## PROBLEM REQUIREMENTS
Select from the data all lines with the word "placeholder".

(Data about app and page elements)
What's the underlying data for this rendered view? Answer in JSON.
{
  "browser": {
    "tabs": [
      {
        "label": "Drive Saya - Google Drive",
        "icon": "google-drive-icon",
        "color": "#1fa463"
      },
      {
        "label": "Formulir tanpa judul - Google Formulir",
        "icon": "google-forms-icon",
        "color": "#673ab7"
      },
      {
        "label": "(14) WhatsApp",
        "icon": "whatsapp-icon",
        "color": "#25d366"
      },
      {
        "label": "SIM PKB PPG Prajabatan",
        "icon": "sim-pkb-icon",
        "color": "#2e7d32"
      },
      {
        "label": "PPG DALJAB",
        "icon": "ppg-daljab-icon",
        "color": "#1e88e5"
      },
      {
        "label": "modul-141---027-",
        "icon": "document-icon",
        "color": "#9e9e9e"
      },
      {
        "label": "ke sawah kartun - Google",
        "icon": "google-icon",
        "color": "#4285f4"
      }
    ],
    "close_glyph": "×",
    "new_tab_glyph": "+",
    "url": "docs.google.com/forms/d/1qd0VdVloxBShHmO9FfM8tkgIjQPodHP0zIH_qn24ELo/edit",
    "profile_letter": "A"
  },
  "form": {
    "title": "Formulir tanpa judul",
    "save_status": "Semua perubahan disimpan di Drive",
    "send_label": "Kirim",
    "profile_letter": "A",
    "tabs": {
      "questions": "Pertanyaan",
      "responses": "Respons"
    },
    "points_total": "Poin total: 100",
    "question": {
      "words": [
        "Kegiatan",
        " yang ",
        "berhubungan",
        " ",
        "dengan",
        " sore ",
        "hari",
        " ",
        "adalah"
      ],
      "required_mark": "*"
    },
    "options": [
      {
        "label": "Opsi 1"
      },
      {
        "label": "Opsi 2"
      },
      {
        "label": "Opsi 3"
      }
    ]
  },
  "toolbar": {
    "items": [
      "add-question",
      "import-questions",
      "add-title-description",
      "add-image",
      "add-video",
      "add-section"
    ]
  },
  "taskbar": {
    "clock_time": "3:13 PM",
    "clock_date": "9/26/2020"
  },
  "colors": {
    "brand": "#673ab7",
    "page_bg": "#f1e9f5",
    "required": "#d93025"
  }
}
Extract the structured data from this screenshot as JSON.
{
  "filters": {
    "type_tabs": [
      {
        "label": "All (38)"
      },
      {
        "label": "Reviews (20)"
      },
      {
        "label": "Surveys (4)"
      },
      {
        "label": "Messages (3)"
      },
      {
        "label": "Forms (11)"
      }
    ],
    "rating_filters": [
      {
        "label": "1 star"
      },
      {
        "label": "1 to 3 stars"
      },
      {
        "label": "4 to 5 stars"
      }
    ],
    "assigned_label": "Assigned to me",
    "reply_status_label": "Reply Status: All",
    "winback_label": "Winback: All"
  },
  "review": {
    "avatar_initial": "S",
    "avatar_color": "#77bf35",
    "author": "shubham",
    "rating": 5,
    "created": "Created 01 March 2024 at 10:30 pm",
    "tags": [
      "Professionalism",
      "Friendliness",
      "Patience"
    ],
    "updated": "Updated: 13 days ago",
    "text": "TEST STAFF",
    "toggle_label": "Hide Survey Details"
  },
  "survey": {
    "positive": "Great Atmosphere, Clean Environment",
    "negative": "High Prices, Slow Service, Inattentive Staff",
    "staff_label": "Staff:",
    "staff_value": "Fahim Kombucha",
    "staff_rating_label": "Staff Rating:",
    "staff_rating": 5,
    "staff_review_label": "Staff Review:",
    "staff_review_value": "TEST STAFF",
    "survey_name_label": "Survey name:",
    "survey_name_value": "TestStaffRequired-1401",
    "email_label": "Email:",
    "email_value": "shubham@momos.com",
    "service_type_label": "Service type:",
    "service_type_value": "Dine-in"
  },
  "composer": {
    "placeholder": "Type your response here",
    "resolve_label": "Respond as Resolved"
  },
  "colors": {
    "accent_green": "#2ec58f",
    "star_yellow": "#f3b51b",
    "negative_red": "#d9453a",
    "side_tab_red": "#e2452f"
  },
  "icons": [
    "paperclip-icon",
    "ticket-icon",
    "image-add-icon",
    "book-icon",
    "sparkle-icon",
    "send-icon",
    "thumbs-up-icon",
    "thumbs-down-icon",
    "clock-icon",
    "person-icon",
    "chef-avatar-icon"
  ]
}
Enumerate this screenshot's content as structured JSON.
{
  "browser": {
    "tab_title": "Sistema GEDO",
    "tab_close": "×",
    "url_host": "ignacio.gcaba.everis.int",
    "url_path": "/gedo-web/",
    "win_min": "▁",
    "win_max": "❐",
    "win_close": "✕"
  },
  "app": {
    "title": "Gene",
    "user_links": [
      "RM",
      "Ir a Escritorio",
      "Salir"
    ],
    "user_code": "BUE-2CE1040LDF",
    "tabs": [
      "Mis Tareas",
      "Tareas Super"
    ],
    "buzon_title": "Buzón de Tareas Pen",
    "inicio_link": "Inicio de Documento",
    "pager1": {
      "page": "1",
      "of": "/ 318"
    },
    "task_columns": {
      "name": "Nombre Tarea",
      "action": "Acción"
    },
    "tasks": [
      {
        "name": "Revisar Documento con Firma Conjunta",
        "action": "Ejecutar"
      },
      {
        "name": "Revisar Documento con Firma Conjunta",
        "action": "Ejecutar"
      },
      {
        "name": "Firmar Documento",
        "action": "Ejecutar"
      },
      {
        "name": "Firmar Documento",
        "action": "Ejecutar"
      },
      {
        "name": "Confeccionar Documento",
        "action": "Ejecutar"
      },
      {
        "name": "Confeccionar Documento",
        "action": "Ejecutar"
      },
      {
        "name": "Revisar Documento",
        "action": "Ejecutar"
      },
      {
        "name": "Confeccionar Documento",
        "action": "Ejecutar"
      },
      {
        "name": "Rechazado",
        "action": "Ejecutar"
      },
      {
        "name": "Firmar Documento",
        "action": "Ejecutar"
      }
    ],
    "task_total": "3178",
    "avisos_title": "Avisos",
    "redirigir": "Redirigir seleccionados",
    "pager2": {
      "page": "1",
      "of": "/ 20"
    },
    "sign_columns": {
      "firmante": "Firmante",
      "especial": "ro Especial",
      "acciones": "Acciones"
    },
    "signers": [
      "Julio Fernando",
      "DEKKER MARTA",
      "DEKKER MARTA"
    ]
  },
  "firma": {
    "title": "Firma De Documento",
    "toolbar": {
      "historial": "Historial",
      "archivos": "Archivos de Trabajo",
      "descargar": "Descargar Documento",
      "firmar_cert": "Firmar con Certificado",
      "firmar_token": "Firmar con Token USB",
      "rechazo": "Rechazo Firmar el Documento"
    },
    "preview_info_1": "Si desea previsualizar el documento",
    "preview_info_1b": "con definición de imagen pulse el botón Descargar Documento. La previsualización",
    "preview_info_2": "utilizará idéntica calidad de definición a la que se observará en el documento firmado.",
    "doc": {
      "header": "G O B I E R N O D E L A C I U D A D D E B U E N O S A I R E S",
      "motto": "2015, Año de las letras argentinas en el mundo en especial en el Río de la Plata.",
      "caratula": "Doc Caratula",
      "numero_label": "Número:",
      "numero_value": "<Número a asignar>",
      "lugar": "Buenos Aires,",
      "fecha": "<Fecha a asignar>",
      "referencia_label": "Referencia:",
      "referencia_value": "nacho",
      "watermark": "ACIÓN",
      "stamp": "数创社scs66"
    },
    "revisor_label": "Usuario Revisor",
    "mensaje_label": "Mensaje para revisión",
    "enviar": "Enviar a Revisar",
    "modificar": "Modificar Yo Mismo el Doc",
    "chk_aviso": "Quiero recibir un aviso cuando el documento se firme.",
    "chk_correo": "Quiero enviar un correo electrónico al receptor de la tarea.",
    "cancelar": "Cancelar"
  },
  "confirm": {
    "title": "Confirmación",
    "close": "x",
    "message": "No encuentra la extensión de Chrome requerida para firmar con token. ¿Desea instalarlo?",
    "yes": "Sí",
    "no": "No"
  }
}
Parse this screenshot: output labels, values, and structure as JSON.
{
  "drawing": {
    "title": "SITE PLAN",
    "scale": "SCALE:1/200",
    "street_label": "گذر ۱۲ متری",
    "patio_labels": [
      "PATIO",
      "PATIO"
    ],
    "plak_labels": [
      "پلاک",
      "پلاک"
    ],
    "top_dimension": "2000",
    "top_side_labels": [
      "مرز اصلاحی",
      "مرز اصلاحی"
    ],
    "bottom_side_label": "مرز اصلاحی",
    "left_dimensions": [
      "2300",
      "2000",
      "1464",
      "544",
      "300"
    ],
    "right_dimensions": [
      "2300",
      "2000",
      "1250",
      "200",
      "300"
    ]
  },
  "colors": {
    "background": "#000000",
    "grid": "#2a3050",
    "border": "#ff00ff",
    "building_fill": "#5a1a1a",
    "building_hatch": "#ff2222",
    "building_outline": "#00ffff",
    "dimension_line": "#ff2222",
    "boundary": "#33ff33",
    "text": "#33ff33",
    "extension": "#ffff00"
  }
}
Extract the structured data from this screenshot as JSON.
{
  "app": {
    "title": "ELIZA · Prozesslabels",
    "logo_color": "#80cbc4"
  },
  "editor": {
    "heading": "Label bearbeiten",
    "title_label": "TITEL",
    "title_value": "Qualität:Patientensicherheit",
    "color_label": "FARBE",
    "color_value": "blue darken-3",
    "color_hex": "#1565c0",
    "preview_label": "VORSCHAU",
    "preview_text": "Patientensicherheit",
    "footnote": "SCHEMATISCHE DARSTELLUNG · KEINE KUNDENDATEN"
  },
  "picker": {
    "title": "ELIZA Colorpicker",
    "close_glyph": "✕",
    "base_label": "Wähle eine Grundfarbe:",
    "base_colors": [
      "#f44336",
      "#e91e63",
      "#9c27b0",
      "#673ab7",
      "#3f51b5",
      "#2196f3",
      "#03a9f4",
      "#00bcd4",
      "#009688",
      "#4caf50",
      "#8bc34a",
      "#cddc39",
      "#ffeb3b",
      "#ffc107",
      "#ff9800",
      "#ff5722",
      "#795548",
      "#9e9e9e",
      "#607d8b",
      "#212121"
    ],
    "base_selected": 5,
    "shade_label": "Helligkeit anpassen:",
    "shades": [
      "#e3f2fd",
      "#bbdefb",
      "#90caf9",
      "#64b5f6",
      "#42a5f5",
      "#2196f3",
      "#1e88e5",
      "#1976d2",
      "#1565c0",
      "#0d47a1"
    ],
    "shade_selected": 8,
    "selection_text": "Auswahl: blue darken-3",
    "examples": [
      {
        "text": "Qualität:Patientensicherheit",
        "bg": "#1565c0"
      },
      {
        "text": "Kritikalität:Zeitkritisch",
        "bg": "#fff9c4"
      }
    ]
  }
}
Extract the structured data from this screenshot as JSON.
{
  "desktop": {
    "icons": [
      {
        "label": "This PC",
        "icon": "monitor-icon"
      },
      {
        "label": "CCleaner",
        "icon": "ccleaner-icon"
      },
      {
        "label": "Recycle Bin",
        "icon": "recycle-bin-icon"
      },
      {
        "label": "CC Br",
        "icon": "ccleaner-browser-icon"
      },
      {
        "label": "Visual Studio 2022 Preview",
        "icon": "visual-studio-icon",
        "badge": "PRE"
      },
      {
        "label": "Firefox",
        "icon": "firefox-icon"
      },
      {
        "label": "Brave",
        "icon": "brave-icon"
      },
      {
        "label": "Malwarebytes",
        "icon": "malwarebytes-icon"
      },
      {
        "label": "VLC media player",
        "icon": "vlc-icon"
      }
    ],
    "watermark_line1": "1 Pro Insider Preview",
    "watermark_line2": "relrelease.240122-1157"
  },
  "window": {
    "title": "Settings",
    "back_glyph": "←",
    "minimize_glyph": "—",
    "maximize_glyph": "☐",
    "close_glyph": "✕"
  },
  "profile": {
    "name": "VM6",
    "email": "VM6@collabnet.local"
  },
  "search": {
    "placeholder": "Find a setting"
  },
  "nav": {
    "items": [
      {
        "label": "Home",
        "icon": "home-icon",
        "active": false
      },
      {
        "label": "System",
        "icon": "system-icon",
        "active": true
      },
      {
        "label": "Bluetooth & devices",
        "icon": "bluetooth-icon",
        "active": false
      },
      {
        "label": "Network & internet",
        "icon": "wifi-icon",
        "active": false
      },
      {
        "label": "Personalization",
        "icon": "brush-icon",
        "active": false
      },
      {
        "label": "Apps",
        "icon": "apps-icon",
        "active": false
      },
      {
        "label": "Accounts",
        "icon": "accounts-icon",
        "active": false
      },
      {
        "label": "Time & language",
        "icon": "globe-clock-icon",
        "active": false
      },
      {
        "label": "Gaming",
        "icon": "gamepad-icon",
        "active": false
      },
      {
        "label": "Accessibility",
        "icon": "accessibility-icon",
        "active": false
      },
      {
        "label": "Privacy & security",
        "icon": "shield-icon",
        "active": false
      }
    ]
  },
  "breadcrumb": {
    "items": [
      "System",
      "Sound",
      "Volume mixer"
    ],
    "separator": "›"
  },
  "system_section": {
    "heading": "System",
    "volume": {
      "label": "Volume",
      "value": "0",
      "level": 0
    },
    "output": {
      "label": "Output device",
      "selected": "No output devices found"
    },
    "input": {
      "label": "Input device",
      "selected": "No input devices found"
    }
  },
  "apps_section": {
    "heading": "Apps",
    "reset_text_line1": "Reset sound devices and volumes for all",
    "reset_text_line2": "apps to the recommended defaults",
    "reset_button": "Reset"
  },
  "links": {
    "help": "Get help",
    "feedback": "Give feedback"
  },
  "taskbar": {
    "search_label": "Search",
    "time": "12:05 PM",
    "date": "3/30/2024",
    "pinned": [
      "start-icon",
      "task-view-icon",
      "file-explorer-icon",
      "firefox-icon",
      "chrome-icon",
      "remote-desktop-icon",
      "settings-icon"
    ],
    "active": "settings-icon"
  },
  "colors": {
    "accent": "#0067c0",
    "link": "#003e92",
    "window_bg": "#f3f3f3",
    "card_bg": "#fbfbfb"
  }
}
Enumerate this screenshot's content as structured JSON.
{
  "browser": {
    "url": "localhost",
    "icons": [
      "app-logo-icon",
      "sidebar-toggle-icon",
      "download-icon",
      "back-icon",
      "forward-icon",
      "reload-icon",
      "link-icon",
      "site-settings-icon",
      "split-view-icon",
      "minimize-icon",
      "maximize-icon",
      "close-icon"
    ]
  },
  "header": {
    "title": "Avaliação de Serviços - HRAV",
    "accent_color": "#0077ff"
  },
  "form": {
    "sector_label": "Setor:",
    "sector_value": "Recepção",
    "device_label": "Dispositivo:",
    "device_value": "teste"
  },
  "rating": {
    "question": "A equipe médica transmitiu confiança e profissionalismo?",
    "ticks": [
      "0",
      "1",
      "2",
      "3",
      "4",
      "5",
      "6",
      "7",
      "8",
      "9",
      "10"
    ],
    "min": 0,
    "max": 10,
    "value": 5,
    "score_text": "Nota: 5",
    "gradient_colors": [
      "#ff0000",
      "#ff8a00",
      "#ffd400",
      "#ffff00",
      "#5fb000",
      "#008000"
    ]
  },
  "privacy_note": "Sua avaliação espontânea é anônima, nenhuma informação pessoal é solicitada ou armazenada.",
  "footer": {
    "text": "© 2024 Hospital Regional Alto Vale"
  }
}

## FINISHED EXERCISE
    "placeholder": "Type your response here",
    "placeholder": "Find a setting"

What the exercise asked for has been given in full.